Over the past week, some pundits have warmed to a 55-vote threshold for cloture in the U.S. Senate (compared with the current requirement of 60 votes). Writing for the Washington Post, Greg Sargent brought in a former Robert Byrd aide to outline the benefits of such a change, and, this past weekend, New York Times columnist (and longtime National Review contributor) Ross Douthat endorsed the proposal.
Douthat offers a succinct and thoughtful overview of the case for shifting to 55 votes for cloture:
Then more broadly, beyond just the Senate rules, the idea of 55 percent as a threshold for dramatic reforms sets a plausible target for both parties to hit, as they try to break out of gridlock and create more durable majorities.
Under polarized conditions the days of 60-percent landslides aren’t coming back, nor (save under emergency conditions) are the days of sweeping, 70-Senate-votes bipartisanship. But expecting our political parties to legislate like New Deal or Great Society Democrats with margins like John F. Kennedy in 1960 doesn’t seem like the wisest idea either.
Maybe there’s a middle ground. In a country so large, diverse and deeply divided, a system that encourages the two parties to aim for 55 percent instead of 51 percent, whether in the Senate or on the presidential hustings, might work against polarization and toward consensus without expecting our divisions to magically disappear.
Douthat sees a new 55-vote cloture requirement as a way of placing limits on the rule of 51 percent while also creating a narrower threshold for consensus so that ambitious pieces of legislation can be passed.
Whatever the merits of the case for lowering the threshold for cloture to 55 votes, an essential question for any proposal to reform the filibuster is how this change would happen: through the regular order of the Senate (which requires two-thirds of voting senators to support cloture on a rules change) or through the nuclear option (which ignores those rules).
From the perspective of institutional credibility, using the nuclear option to change the threshold for cloture — whether to 55 votes or a bare majority — is itself a destructive act. When Robert Byrd supported reducing cloture from two-thirds of senators voting to three-fifths of the whole Senate in the Seventies, he did so through regular order, not through the nuclear option.
Furthermore, using the nuclear option to reduce cloture to 55 votes almost certainly starts the clock for the elimination of the filibuster entirely. If 51 votes can unilaterally reduce the threshold for cloture, why, then, should a majority allow any limits on its power?

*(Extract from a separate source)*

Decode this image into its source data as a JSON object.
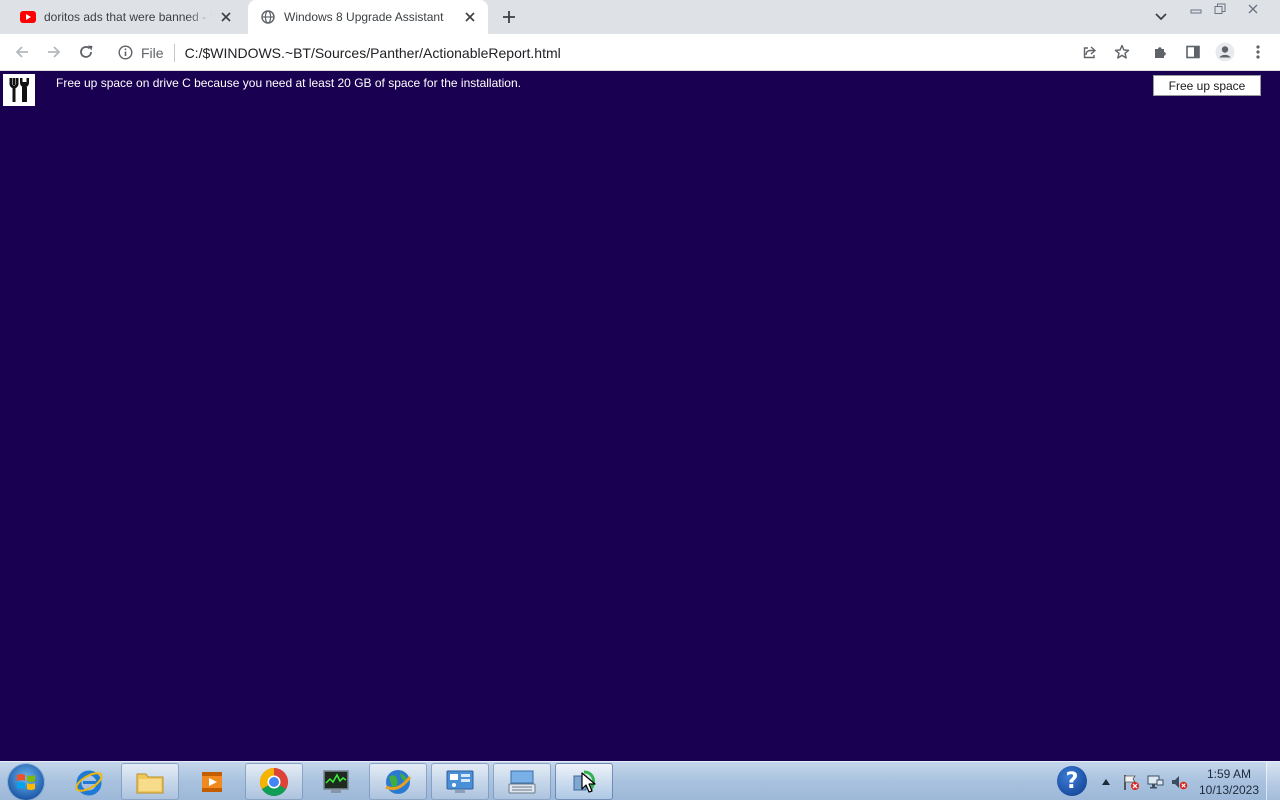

No doubt aware of the institutional consequences of any use of the nuclear option, Joe Manchin has insisted that he will not use the nuclear option to change the Senate’s rules on the filibuster.
Whether Republicans should work with Democrats through regular order to support reducing cloture to 55 votes is another question, though there are reasons to be doubtful of that course of action, too. At the moment, it seems unlikely that 17 or so Republicans would sign on to an effort to weaken the filibuster.
The current threshold for cloture encourages the Senate to focus on areas in which there is broader consensus. As recent as George W. Bush’s time in office, presidents could regularly assemble bipartisan majorities to pass big-ticket items. The one-two punch of the Iraq War and the financial crisis arguably helped fracture American politics, and politicians post-2008 often leaned into polarization. Yet, even in a polarized time, the Senate remains capable of getting to 60+ majorities. With 68 votes, it passed a massive industrial-policy bill — the U.S. Innovation and Competition Act — just last week. The First Step Act passed the Senate with 87 votes in 2018, and a transformative revision of the nation’s education laws passed the Senate with 85 votes in 2015.
Tellingly, many of the significant bipartisan bills passed by the Senate in recent years have passed through regular order, which encourages buy-in from a range of stakeholders. Efforts to circumvent the normal give-and-take of the Senate — by the majority leader “filling the tree” to block amendments, for instance — and impose parliamentary discipline on the Senate have helped stiffen the institution. It remains unclear that the norms of parliamentary polarization fit the political infrastructure established by the U.S. Constitution. Especially in a time of narrow and quicksilver political majorities, recovering the Senate’s institutional muscle-memory grows even more important.